Saturday, June 18, 2016

Small Cattle Suddenly in EFC with Halaf (Arbuckle et al, 2016)

Here's one of two recent papers that are very prescient when reading the recent Neolithic genomes.

Let me apply some filters first.  The authors here do not apply any distinctions on the race of cattle, which they may have avoided for a any number of reasons.   The distinction is solely size differences with full size animals obviously being aurochs, smaller cattle as domestics and yet smaller cattle.

The important take away is the speed to which cattle 'appear'.  In others, they were imported or more likely, Halafians imported themselves, which, 60 years ago would be like 'duh'.

Link at the bottom.

2.5" Halaf Obsidian Link, part of a collection in corner of house
 (British Museum, 1934,0210.502AN258429001, FI-000841148)

"Documenting the initial appearance of domestic cattle in the Eastern Fertile Crescent (northern Iraq and western Iran)"

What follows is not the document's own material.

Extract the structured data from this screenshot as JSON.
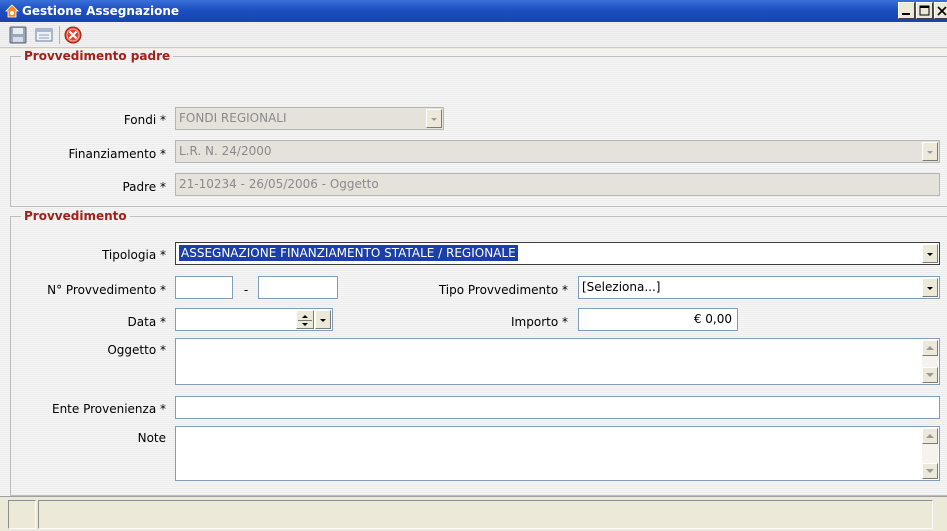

Benjamin S. Arbuckle, Max D. Price, Hitomi Hongo, Banu Oksüz


In this paper we address the timing of and mechanisms for the appearance of domestic cattle in the Eastern Fertile Crescent (EFC) region of SW Asia through the analysis of new and previously published species abundance and biometric data from 86 archaeofaunal assemblages. We find that Bos exploitation was a minor component of animal economies in the EFC in the late Pleistocene and early Holocene but increased dramatically in the sixth millennium BC. Moreover, biometric data indicate that small-sized Bos, likely representing domesticates, appear suddenly in the region without any transitional forms in the early to mid sixth millennium BC. This suggests that domestic cattle were imported into the EFC, possibly associated with the spread of the Halaf archaeological culture, several millennia after they first appear in the neighboring northern Levant.


  1. BBB,
    Hey, is that obsidian wrist protections?
    I mean pretty similar to Bell beaker wrist protections, no?

    Or is that something else?

    1. No, these are small links that form a set of something found in the corner of a house. The British museum has them arranged in a necklace format.

  2. Similar paper, but referring to goats. -;jsessionid=948ECA9AD36CC15FBC853E1FFA72D1F7.f01t04

    Goats from Shulaveri-Shomu site of Goytepe...
    One more proof it was an exogenous population arriving in Shouthern caucasus by 6,000bc

    1. I'm not sure I understand. The oldest managed or domestic goats are in Ganj Dareh in the Early Neolithic, one of the subjects of the Llorente paper. ?

  3. BBB,
    Ganj Dareh would play beautifully into my narrative, because if we have a guy in northern Iran as P* (maybe r1b) and another Bronze age confirmed R1b in the region of shulaveri as per latest Laziridis paper...all well to my from Shulaveri2Bellbeaker.
    However and I still have to carefully read the paper - But what it seems to imply is that at least goats in the southern Caucasus (shulaveri- Shomu itself such as Goytepe) are of the same haplogroup as the one in eastern Anatolia and not local wild domesticates. So those goats did not come with people from the south shores of the Caspian (like from ganj dareh) but goats from eastern Anatolia. Dont know what to make of it. this paper in this post also seems to indicate cattle from sort of west/south into caucasus, right?

  4. added note: Pretty annoying that with inhumations in the same place in Goytepe they manage to get DNA of goats and not people?! - What the hell!

  5. Do they advance any plausible reasons why it took so long for domesticated cattle to spread to the Eastern Fertile Crescent from the Western Fertile Crescent?

    Thousands of years is an awfully long time for technology transfer between neighboring cultures not that far apart geographically that have had trade relationships with each other since the earliest days of the Neolithic Revolution if not before.

    Do you suppose that there might have been some sort of cattle killing infectious disease in the Tigris-Eurphates Valley that some strain of cattle finally developed immunity to (paralleling the Congo basin barrier to agriculture spread from West Africa to Southern African prior to Bantu expansion)? Was there a patch of desert between the two that couldn't be bridged until the climate shifted a bit?

    1. Sorry, just saw your comment. Could be something environmental like water availability. I'm not sure why some technologies spread so slow, vitrified pottery as one example. There's almost a ten thousand year delta between East Asia and the West.